• **DATA**
* * * * * * * * *

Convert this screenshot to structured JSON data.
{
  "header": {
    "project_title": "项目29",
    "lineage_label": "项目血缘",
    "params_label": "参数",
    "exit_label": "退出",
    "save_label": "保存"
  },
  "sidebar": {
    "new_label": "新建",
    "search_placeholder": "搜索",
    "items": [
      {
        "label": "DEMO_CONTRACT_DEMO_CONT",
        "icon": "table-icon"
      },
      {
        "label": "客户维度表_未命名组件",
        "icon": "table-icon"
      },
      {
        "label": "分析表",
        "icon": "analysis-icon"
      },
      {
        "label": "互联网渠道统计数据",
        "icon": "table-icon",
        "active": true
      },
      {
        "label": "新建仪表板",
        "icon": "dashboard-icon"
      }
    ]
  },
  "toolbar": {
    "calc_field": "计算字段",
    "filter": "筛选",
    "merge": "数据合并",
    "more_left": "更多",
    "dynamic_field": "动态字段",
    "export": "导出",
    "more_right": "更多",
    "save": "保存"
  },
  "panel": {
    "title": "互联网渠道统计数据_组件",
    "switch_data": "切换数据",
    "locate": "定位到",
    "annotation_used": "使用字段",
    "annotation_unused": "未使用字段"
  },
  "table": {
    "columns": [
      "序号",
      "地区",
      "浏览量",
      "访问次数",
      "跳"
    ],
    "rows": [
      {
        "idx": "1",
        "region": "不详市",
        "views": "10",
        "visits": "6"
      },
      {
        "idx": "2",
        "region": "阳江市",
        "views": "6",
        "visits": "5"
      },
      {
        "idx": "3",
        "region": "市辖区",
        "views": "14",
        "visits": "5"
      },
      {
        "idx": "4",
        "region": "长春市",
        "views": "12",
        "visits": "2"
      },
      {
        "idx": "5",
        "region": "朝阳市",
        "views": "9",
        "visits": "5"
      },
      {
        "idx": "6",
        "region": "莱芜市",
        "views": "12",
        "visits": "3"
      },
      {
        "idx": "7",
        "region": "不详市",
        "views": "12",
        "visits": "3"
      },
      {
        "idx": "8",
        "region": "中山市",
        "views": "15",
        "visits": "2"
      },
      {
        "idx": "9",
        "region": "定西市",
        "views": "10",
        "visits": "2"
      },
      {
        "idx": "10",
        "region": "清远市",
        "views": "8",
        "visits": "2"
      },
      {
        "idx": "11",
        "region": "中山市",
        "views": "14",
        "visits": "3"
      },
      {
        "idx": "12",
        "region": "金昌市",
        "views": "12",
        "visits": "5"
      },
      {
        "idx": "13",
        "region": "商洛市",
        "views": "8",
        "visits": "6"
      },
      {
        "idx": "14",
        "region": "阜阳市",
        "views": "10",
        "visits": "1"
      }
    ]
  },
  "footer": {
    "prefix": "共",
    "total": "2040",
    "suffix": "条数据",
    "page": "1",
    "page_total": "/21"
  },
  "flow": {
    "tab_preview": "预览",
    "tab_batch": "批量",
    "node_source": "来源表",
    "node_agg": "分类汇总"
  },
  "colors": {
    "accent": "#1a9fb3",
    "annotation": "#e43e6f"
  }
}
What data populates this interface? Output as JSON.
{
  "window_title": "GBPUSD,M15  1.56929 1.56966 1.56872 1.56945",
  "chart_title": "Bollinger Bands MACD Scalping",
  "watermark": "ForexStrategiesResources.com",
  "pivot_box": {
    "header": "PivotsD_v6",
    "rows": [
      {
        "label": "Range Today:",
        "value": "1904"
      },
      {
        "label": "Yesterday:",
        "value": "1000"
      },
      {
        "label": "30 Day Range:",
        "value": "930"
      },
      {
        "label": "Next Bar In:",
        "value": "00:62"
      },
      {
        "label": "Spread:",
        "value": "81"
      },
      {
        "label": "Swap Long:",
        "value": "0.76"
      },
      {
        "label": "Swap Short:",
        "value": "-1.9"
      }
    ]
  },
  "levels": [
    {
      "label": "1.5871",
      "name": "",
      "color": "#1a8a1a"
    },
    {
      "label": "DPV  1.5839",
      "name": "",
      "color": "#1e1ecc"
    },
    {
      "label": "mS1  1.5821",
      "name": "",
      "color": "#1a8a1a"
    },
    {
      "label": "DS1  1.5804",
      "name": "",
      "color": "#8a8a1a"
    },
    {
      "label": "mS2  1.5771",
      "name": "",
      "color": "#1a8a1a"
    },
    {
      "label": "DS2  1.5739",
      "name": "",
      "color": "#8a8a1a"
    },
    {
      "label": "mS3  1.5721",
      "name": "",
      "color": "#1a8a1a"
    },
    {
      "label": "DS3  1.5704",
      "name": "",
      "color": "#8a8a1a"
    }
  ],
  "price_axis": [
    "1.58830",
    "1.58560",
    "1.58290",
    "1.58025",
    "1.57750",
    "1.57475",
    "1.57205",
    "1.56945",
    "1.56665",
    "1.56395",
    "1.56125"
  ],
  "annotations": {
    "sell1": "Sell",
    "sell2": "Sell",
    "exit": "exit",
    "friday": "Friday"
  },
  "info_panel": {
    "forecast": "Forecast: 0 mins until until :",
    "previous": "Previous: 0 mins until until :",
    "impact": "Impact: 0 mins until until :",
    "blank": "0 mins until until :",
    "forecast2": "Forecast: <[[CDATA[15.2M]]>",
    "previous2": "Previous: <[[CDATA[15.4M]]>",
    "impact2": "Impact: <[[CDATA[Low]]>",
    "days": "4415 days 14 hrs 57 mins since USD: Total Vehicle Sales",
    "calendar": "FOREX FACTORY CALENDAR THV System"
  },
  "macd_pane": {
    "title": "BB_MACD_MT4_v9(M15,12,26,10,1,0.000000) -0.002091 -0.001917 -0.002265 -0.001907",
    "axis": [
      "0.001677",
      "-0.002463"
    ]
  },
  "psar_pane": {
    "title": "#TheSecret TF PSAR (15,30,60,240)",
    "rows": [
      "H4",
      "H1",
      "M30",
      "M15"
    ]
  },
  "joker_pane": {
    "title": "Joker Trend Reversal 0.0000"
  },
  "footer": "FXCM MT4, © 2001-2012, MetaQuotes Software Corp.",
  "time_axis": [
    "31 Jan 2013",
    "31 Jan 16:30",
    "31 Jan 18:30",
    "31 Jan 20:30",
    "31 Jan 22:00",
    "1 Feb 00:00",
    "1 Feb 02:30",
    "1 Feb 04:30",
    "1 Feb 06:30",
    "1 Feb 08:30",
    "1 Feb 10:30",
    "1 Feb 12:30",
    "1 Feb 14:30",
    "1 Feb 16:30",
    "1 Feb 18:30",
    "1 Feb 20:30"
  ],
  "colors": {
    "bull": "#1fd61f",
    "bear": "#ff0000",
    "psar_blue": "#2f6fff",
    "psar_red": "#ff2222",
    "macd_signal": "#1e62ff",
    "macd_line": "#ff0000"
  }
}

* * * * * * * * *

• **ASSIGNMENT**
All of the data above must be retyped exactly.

• **PROBLEM SOLUTION**
Convert this screenshot to structured JSON data.
{
  "header": {
    "project_title": "项目29",
    "lineage_label": "项目血缘",
    "params_label": "参数",
    "exit_label": "退出",
    "save_label": "保存"
  },
  "sidebar": {
    "new_label": "新建",
    "search_placeholder": "搜索",
    "items": [
      {
        "label": "DEMO_CONTRACT_DEMO_CONT",
        "icon": "table-icon"
      },
      {
        "label": "客户维度表_未命名组件",
        "icon": "table-icon"
      },
      {
        "label": "分析表",
        "icon": "analysis-icon"
      },
      {
        "label": "互联网渠道统计数据",
        "icon": "table-icon",
        "active": true
      },
      {
        "label": "新建仪表板",
        "icon": "dashboard-icon"
      }
    ]
  },
  "toolbar": {
    "calc_field": "计算字段",
    "filter": "筛选",
    "merge": "数据合并",
    "more_left": "更多",
    "dynamic_field": "动态字段",
    "export": "导出",
    "more_right": "更多",
    "save": "保存"
  },
  "panel": {
    "title": "互联网渠道统计数据_组件",
    "switch_data": "切换数据",
    "locate": "定位到",
    "annotation_used": "使用字段",
    "annotation_unused": "未使用字段"
  },
  "table": {
    "columns": [
      "序号",
      "地区",
      "浏览量",
      "访问次数",
      "跳"
    ],
    "rows": [
      {
        "idx": "1",
        "region": "不详市",
        "views": "10",
        "visits": "6"
      },
      {
        "idx": "2",
        "region": "阳江市",
        "views": "6",
        "visits": "5"
      },
      {
        "idx": "3",
        "region": "市辖区",
        "views": "14",
        "visits": "5"
      },
      {
        "idx": "4",
        "region": "长春市",
        "views": "12",
        "visits": "2"
      },
      {
        "idx": "5",
        "region": "朝阳市",
        "views": "9",
        "visits": "5"
      },
      {
        "idx": "6",
        "region": "莱芜市",
        "views": "12",
        "visits": "3"
      },
      {
        "idx": "7",
        "region": "不详市",
        "views": "12",
        "visits": "3"
      },
      {
        "idx": "8",
        "region": "中山市",
        "views": "15",
        "visits": "2"
      },
      {
        "idx": "9",
        "region": "定西市",
        "views": "10",
        "visits": "2"
      },
      {
        "idx": "10",
        "region": "清远市",
        "views": "8",
        "visits": "2"
      },
      {
        "idx": "11",
        "region": "中山市",
        "views": "14",
        "visits": "3"
      },
      {
        "idx": "12",
        "region": "金昌市",
        "views": "12",
        "visits": "5"
      },
      {
        "idx": "13",
        "region": "商洛市",
        "views": "8",
        "visits": "6"
      },
      {
        "idx": "14",
        "region": "阜阳市",
        "views": "10",
        "visits": "1"
      }
    ]
  },
  "footer": {
    "prefix": "共",
    "total": "2040",
    "suffix": "条数据",
    "page": "1",
    "page_total": "/21"
  },
  "flow": {
    "tab_preview": "预览",
    "tab_batch": "批量",
    "node_source": "来源表",
    "node_agg": "分类汇总"
  },
  "colors": {
    "accent": "#1a9fb3",
    "annotation": "#e43e6f"
  }
}
What data populates this interface? Output as JSON.
{
  "window_title": "GBPUSD,M15  1.56929 1.56966 1.56872 1.56945",
  "chart_title": "Bollinger Bands MACD Scalping",
  "watermark": "ForexStrategiesResources.com",
  "pivot_box": {
    "header": "PivotsD_v6",
    "rows": [
      {
        "label": "Range Today:",
        "value": "1904"
      },
      {
        "label": "Yesterday:",
        "value": "1000"
      },
      {
        "label": "30 Day Range:",
        "value": "930"
      },
      {
        "label": "Next Bar In:",
        "value": "00:62"
      },
      {
        "label": "Spread:",
        "value": "81"
      },
      {
        "label": "Swap Long:",
        "value": "0.76"
      },
      {
        "label": "Swap Short:",
        "value": "-1.9"
      }
    ]
  },
  "levels": [
    {
      "label": "1.5871",
      "name": "",
      "color": "#1a8a1a"
    },
    {
      "label": "DPV  1.5839",
      "name": "",
      "color": "#1e1ecc"
    },
    {
      "label": "mS1  1.5821",
      "name": "",
      "color": "#1a8a1a"
    },
    {
      "label": "DS1  1.5804",
      "name": "",
      "color": "#8a8a1a"
    },
    {
      "label": "mS2  1.5771",
      "name": "",
      "color": "#1a8a1a"
    },
    {
      "label": "DS2  1.5739",
      "name": "",
      "color": "#8a8a1a"
    },
    {
      "label": "mS3  1.5721",
      "name": "",
      "color": "#1a8a1a"
    },
    {
      "label": "DS3  1.5704",
      "name": "",
      "color": "#8a8a1a"
    }
  ],
  "price_axis": [
    "1.58830",
    "1.58560",
    "1.58290",
    "1.58025",
    "1.57750",
    "1.57475",
    "1.57205",
    "1.56945",
    "1.56665",
    "1.56395",
    "1.56125"
  ],
  "annotations": {
    "sell1": "Sell",
    "sell2": "Sell",
    "exit": "exit",
    "friday": "Friday"
  },
  "info_panel": {
    "forecast": "Forecast: 0 mins until until :",
    "previous": "Previous: 0 mins until until :",
    "impact": "Impact: 0 mins until until :",
    "blank": "0 mins until until :",
    "forecast2": "Forecast: <[[CDATA[15.2M]]>",
    "previous2": "Previous: <[[CDATA[15.4M]]>",
    "impact2": "Impact: <[[CDATA[Low]]>",
    "days": "4415 days 14 hrs 57 mins since USD: Total Vehicle Sales",
    "calendar": "FOREX FACTORY CALENDAR THV System"
  },
  "macd_pane": {
    "title": "BB_MACD_MT4_v9(M15,12,26,10,1,0.000000) -0.002091 -0.001917 -0.002265 -0.001907",
    "axis": [
      "0.001677",
      "-0.002463"
    ]
  },
  "psar_pane": {
    "title": "#TheSecret TF PSAR (15,30,60,240)",
    "rows": [
      "H4",
      "H1",
      "M30",
      "M15"
    ]
  },
  "joker_pane": {
    "title": "Joker Trend Reversal 0.0000"
  },
  "footer": "FXCM MT4, © 2001-2012, MetaQuotes Software Corp.",
  "time_axis": [
    "31 Jan 2013",
    "31 Jan 16:30",
    "31 Jan 18:30",
    "31 Jan 20:30",
    "31 Jan 22:00",
    "1 Feb 00:00",
    "1 Feb 02:30",
    "1 Feb 04:30",
    "1 Feb 06:30",
    "1 Feb 08:30",
    "1 Feb 10:30",
    "1 Feb 12:30",
    "1 Feb 14:30",
    "1 Feb 16:30",
    "1 Feb 18:30",
    "1 Feb 20:30"
  ],
  "colors": {
    "bull": "#1fd61f",
    "bear": "#ff0000",
    "psar_blue": "#2f6fff",
    "psar_red": "#ff2222",
    "macd_signal": "#1e62ff",
    "macd_line": "#ff0000"
  }
}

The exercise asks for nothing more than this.